Darren Wilson Mike Brown
The New York Times has published a summary of the account Ferguson police officer Darren Wilson gave investigators of the Aug. 9 incident in which he shot black teenager Michael Brown dead. Getty

Police officer, Darren Wilson, who fatally shot Michael Brown in Ferguson, Missouri on Aug. 9, told investigators that he feared for his life during the encounter and was pinned down in his police car during a struggle for his gun, The New York Times reported Friday. The St. Louis suburb witnessed weeks of protests, which have sometimes turned violent, since the shooting death of the 18-year-old unarmed black teen.

The Times' report was the first public airing of the account of events that Wilson gave investigators. The paper reported that Wilson told authorities that during the struggle inside his car, Brown reached for his gun, which the FBI said was fired twice inside the vehicle.

A forensic test report reportedly showed Brown’s blood on the gun, on the interior door panel of the car and on Wilson’s uniform. Wilson also told authorities that Brown punched and scratched him repeatedly which left swelling in his face and cuts on his neck.

The Times reported that Wilson's account contradicts those of several eyewitnesses, but that the forensic evidence recovered inside his police car did appear back the officer's version of events. The paper added that Wilson's account does not explain why, after emerging from his vehicle, Wilson shot Brown multiple times. An independent autopsy, which was conducted at the Brown family's request, stated that the teenager was shot at least six times, including twice in the head.

Authorities said, according to The Times, that while a federal investigation was ongoing, the evidence so far did not support civil-rights charges against Wilson.

A state grand jury is hearing evidence in the case, which will determine if Wilson will be charged in Brown’s death.
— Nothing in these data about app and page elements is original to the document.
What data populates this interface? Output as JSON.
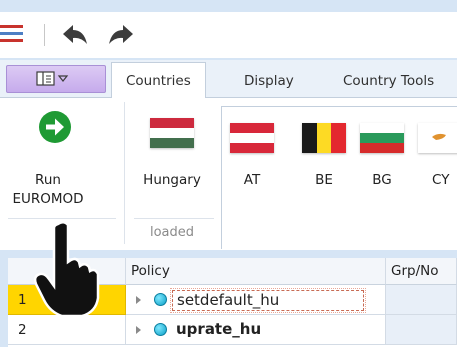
{
  "tabs": [
    {
      "label": "Countries",
      "active": true
    },
    {
      "label": "Display",
      "active": false
    },
    {
      "label": "Country Tools",
      "active": false
    }
  ],
  "ribbon": {
    "run_button": {
      "line1": "Run",
      "line2": "EUROMOD"
    },
    "loaded_country": {
      "label": "Hungary",
      "caption": "loaded"
    },
    "countries": [
      {
        "code": "AT"
      },
      {
        "code": "BE"
      },
      {
        "code": "BG"
      },
      {
        "code": "CY"
      }
    ]
  },
  "grid": {
    "headers": {
      "policy": "Policy",
      "grpno": "Grp/No"
    },
    "rows": [
      {
        "num": "1",
        "policy": "setdefault_hu",
        "selected": true
      },
      {
        "num": "2",
        "policy": "uprate_hu",
        "selected": false
      }
    ]
  },
  "colors": {
    "accent": "#0078d4",
    "selected_row": "#ffd500",
    "run_green": "#1f9a34",
    "window_bg": "#d6e5f5"
  }
}
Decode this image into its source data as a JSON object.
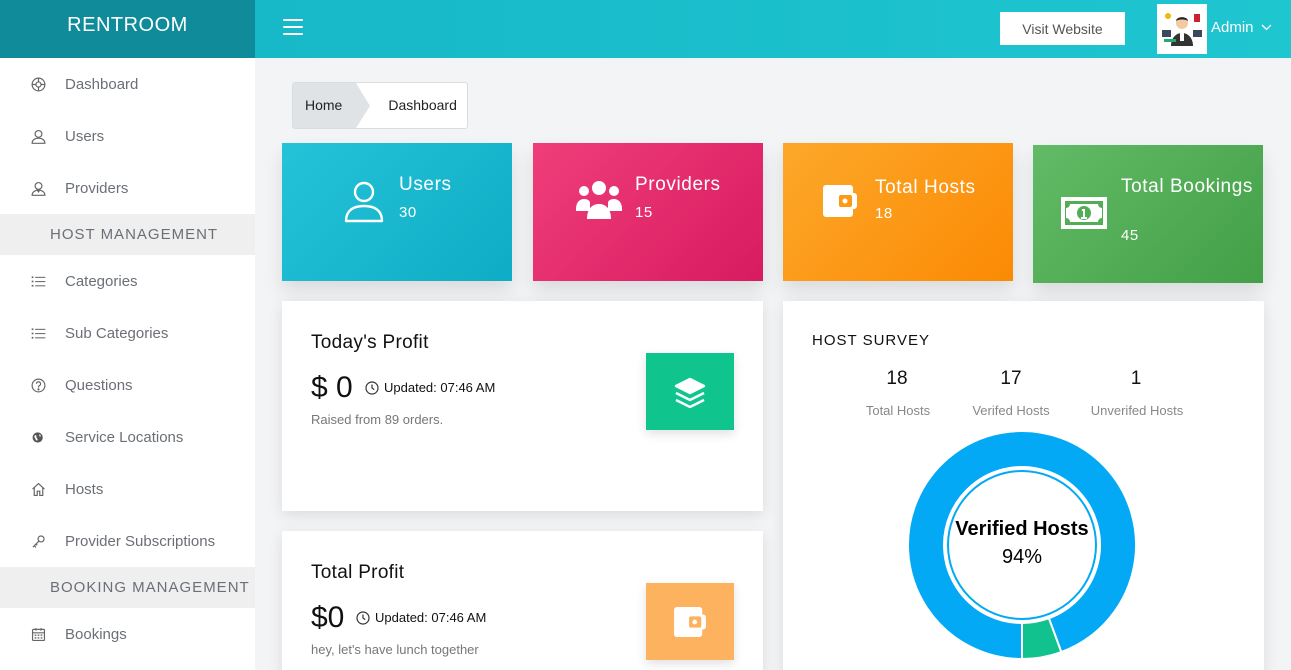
{
  "brand": "RENTROOM",
  "sidebar": {
    "items": [
      {
        "label": "Dashboard",
        "icon": "dashboard-icon"
      },
      {
        "label": "Users",
        "icon": "user-icon"
      },
      {
        "label": "Providers",
        "icon": "provider-icon"
      }
    ],
    "section_host": "HOST MANAGEMENT",
    "host_items": [
      {
        "label": "Categories",
        "icon": "list-icon"
      },
      {
        "label": "Sub Categories",
        "icon": "list-icon"
      },
      {
        "label": "Questions",
        "icon": "question-icon"
      },
      {
        "label": "Service Locations",
        "icon": "globe-icon"
      },
      {
        "label": "Hosts",
        "icon": "home-icon"
      },
      {
        "label": "Provider Subscriptions",
        "icon": "key-icon"
      }
    ],
    "section_booking": "BOOKING MANAGEMENT",
    "booking_items": [
      {
        "label": "Bookings",
        "icon": "calendar-icon"
      }
    ]
  },
  "topbar": {
    "visit_label": "Visit Website",
    "user_name": "Admin"
  },
  "breadcrumb": {
    "home": "Home",
    "current": "Dashboard"
  },
  "stats": {
    "users": {
      "title": "Users",
      "value": "30",
      "color": "#17b3cc"
    },
    "providers": {
      "title": "Providers",
      "value": "15",
      "color": "#e12d6d"
    },
    "hosts": {
      "title": "Total Hosts",
      "value": "18",
      "color": "#fc9a16"
    },
    "bookings": {
      "title": "Total Bookings",
      "value": "45",
      "color": "#52ad56"
    }
  },
  "today_profit": {
    "title": "Today's Profit",
    "amount": "$ 0",
    "updated": "Updated: 07:46 AM",
    "note": "Raised from 89 orders.",
    "color": "#10c48e"
  },
  "total_profit": {
    "title": "Total Profit",
    "amount": "$0",
    "updated": "Updated: 07:46 AM",
    "note": "hey, let's have lunch together",
    "color": "#fdb25f"
  },
  "survey": {
    "title": "HOST SURVEY",
    "stats": [
      {
        "value": "18",
        "label": "Total Hosts"
      },
      {
        "value": "17",
        "label": "Verifed Hosts"
      },
      {
        "value": "1",
        "label": "Unverifed Hosts"
      }
    ],
    "donut_label": "Verified Hosts",
    "donut_value": "94%",
    "verified_fraction": 0.944,
    "verified_color": "#03a9f4",
    "unverified_color": "#11c18e"
  }
}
According to The Times, legal experts believe that Wilson’s account of the struggle in his car could act as an “influential piece of information” for the grand jury that highlights the white officer’s feeling of vulnerability and a sense of threat when he killed Brown.

“When you’re raising your arms to surrender, it hits a reset button,” Anthony Gray, Brown's attorney said, referring to witness accounts that the black teen raised his hands after the struggle at the car, the St. Louis Post-Dispatch reported. Gray also reportedly said that he would not dispute that something happened between Brown and Wilson in the police vehicle. But it remains unclear why Wilson would go after Brown and perceive him as a threat outside the vehicle.
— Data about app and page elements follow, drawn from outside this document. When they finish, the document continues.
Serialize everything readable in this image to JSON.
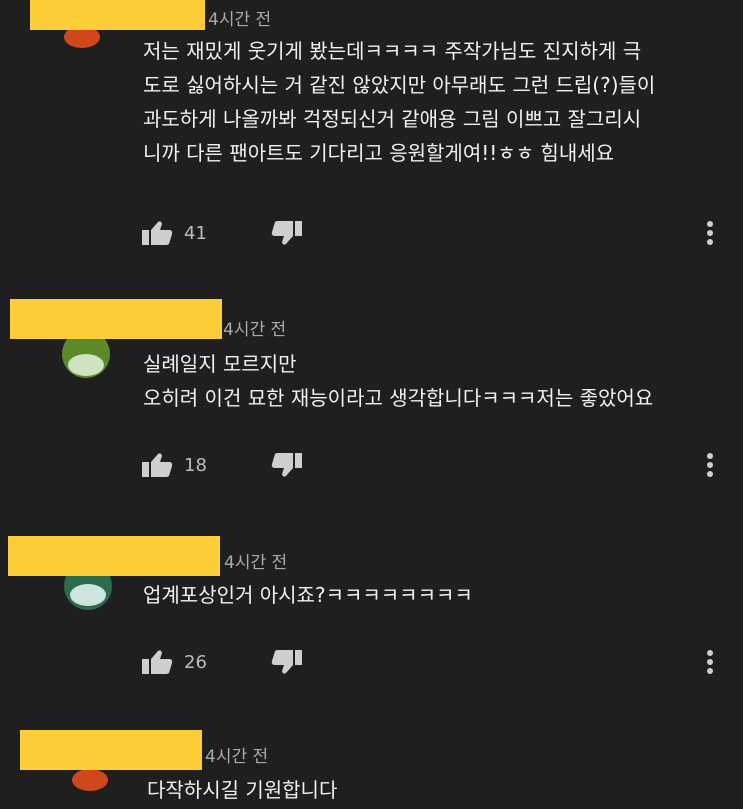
{
  "comments": [
    {
      "time": "4시간 전",
      "text": "저는 재밌게 웃기게 봤는데ㅋㅋㅋㅋ 주작가님도 진지하게 극\n도로 싫어하시는 거 같진 않았지만 아무래도 그런 드립(?)들이\n과도하게 나올까봐 걱정되신거 같애용 그림 이쁘고 잘그리시\n니까 다른 팬아트도 기다리고 응원할게여!!ㅎㅎ 힘내세요",
      "likes": "41",
      "avatar_color": "#d0461d"
    },
    {
      "time": "4시간 전",
      "text": "실례일지 모르지만\n오히려 이건 묘한 재능이라고 생각합니다ㅋㅋㅋ저는 좋았어요",
      "likes": "18",
      "avatar_color": "#5a8a2a"
    },
    {
      "time": "4시간 전",
      "text": "업계포상인거 아시죠?ㅋㅋㅋㅋㅋㅋㅋㅋ",
      "likes": "26",
      "avatar_color": "#2e6b4a"
    },
    {
      "time": "4시간 전",
      "text": "다작하시길 기원합니다",
      "avatar_color": "#d0461d"
    }
  ],
  "colors": {
    "background": "#1f1f1f",
    "redaction": "#ffcd37",
    "meta_text": "#aaaaaa"
  },
  "icons": [
    "thumb-up-icon",
    "thumb-down-icon",
    "more-vert-icon"
  ]
}
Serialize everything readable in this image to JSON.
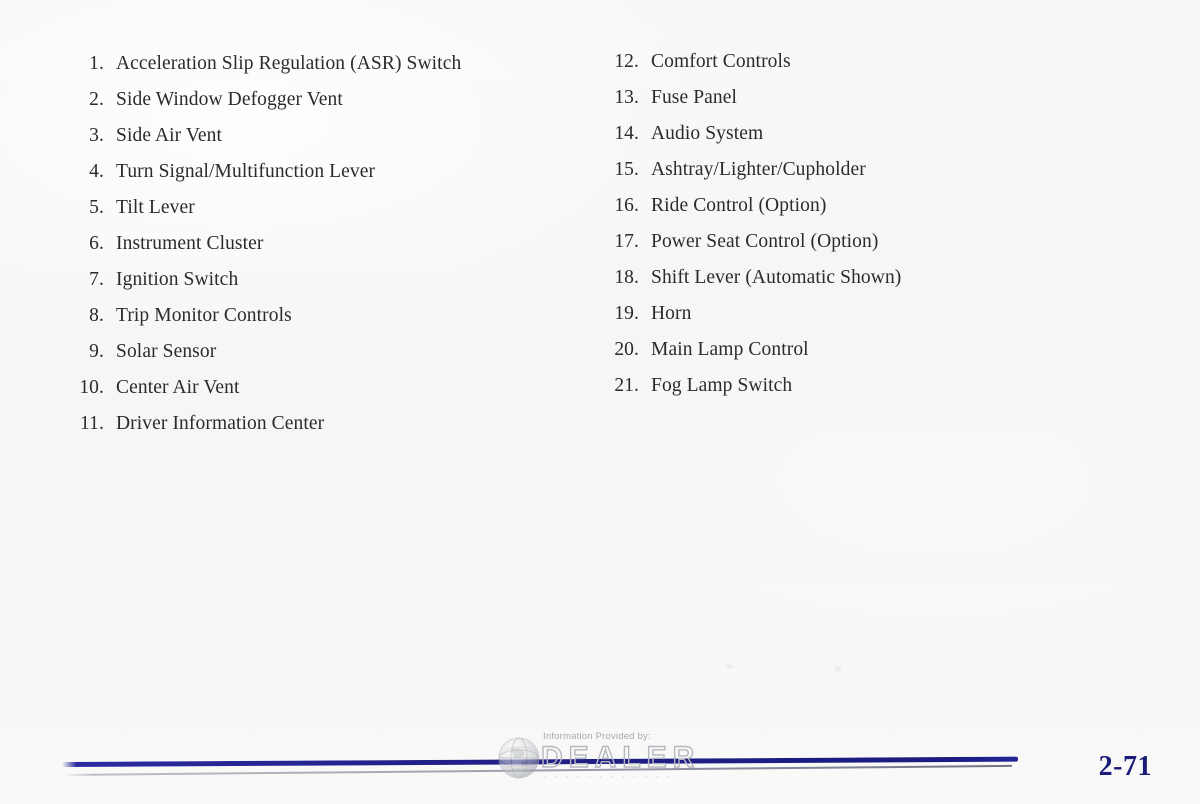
{
  "page": {
    "background_color": "#f7f7f5",
    "text_color": "#2b2b2b",
    "accent_color": "#1b1b7a",
    "page_number": "2-71"
  },
  "columns": {
    "left": [
      {
        "number": "1.",
        "label": "Acceleration Slip Regulation (ASR) Switch"
      },
      {
        "number": "2.",
        "label": "Side Window Defogger Vent"
      },
      {
        "number": "3.",
        "label": "Side Air Vent"
      },
      {
        "number": "4.",
        "label": "Turn Signal/Multifunction Lever"
      },
      {
        "number": "5.",
        "label": "Tilt Lever"
      },
      {
        "number": "6.",
        "label": "Instrument Cluster"
      },
      {
        "number": "7.",
        "label": "Ignition Switch"
      },
      {
        "number": "8.",
        "label": "Trip Monitor Controls"
      },
      {
        "number": "9.",
        "label": "Solar Sensor"
      },
      {
        "number": "10.",
        "label": "Center Air Vent"
      },
      {
        "number": "11.",
        "label": "Driver Information Center"
      }
    ],
    "right": [
      {
        "number": "12.",
        "label": "Comfort Controls"
      },
      {
        "number": "13.",
        "label": "Fuse Panel"
      },
      {
        "number": "14.",
        "label": "Audio System"
      },
      {
        "number": "15.",
        "label": "Ashtray/Lighter/Cupholder"
      },
      {
        "number": "16.",
        "label": "Ride Control (Option)"
      },
      {
        "number": "17.",
        "label": "Power Seat Control (Option)"
      },
      {
        "number": "18.",
        "label": "Shift Lever (Automatic Shown)"
      },
      {
        "number": "19.",
        "label": "Horn"
      },
      {
        "number": "20.",
        "label": "Main Lamp Control"
      },
      {
        "number": "21.",
        "label": "Fog Lamp Switch"
      }
    ]
  },
  "watermark": {
    "provided_by": "Information Provided by:",
    "brand": "DEALER",
    "sub": "- - - - - - - - - - - -",
    "icon": "globe-icon",
    "color": "#b6b8bf"
  }
}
“His actions contradict the presence of fear,” Gray reportedly said. “You’re fearful, a guy’s running, but you’re going to get out and chase him? How many people do you know chase something that you’re fearful of?”